real life

"Engagement ring judgement is the only reason I'd be getting a nice thing".

You’re engaged!” we squeal collectively, as if we’re teenage girls again (instead of adult women with jobs, mortgages and insurance plans).

Then, sure as night follows day, the procession of hugging and chorus of “I’m so happy for you” quickly subsides as we get the to real point of this exercise: “Show us the ROCK!” someone cries.

And thus, the ring judgement begins…

Ring judgement is a tradition that dates back to the very first time a caveman rolled a giant boulder home and lovingly presented it to his cave lady, in the hope he’d get lucky on the wooly mammoth skin covered floor. It occurs in the two months immediately after a woman becomes engaged and essentially involves everyone she meets inspecting her ring finger with the sort of precision normally reserved for someone in CSI Miami.

There are oh so many questions to be answered. How big is the stone? What kinds of stone is it? Is the band 18 or 24k gold? Is it new or an antique? How much would it have cost? Is it Tiffanys? How many diamonds are there? How clear is the diamond? How many carats?

The list goes on but the point doesn’t. All these questions are mentally asked and answered in the pursuit of a single fact:

How much does he love her?

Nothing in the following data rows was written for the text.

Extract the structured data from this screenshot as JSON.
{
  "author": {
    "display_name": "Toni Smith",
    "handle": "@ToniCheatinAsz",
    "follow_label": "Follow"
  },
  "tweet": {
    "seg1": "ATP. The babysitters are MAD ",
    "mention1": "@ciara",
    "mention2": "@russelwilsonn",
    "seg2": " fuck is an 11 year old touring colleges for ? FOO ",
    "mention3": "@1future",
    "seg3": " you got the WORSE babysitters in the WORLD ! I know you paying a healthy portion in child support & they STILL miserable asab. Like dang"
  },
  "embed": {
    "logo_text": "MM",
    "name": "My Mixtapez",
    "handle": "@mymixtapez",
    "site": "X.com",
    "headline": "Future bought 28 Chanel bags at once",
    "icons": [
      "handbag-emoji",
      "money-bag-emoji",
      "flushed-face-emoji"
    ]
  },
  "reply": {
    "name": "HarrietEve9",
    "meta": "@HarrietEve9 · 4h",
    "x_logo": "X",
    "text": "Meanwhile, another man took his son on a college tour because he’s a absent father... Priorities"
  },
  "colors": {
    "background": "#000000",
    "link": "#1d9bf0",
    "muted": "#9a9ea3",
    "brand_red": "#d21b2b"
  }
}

No matter how much we all protest and deny that’s the case, no matter how much we insist that love cannot be measured by a dollar figure or the number of carats – that’s what we’re doing when we check out a ring. Judging. We’re making an assessment of the strength of two people’s relationship and the scale of the guy’s devotion based on a blingy rock.

And the reason I’m so sure this is the true meaning of ring judgement? I’ve done it to others and I’m deadset terrified of going through it myself.

As a 30-something, I am surrounded by people getting hitched and by ring judgement. So I’m becoming increasingly nervous that when the time comes I will do ‘getting engaged’ wrong.

Because I don’t wear rings. Ever.

This is partly because I like fun costume stuff more than fancy expensive jewellery.  It’s partly because I don’t like my hands and don’t particularly want to draw attention to them. And it’s partly because rings are really, really annoying and make it hard to do important stuff, like type on a computer and playing that super addictive Facebook farm game on my phone.


I don’t like rings.

And so I have never bothered to learn about solitaires, princesses, carats and whatever the hell else. I don’t even know my ring size beyond ‘short and stumpy with more than a few unsightly hairs’. It was only last year that I learned silver wasn’t the colour of my friends’ rings but rather ‘white gold’.

Yet I know that if I get engaged – I want a ring. And it has got to be a good one.

Before you call me vain and shallow, hear me out.

I personally don’t think a ring in any way reflects how much my partner loves me. A ring would reflect how much cash he happened to have at the time aaaaaaand that’s about it.

But to other people? I know it would reflect more. A whole lot more…

I can already hear myself trotting out all my excuses about “saving money for what’s important to us, the honeymoon” and how “I don’t wear rings anyway.” And even though all those things are absolutely 100% true, they someone feel hollow, desperate, like I’m trying to prove the validity of a love that doesn’t exist.

So, that’s why I care. I’m not proud of it. I’m not defending it. I’m simply admitting to it. And secretly I think that’s why all of us (bar the small percentage of women who genuinely, deeply care about the quality of a precious stone) care.

Because a ring has become more than a symbol that you are loved by someone, and somehow morphed into a representation of how much they must love you. Making it pretty natural for us all to want the ring to be ‘a lot’.

The result is that we get caught up in the trimmings and the outward manifestations of love and marriage. The quality of the ring, the size of the wedding, and the opulence of the honeymoon – while forgetting about what really matters and what kicked all this hoo-haa off:

The love itself.

Have you been engaged and dealt with this weird phenomenon? Is ring judgement something that’s happened in your social circle? Did you or do you care about engagement rings?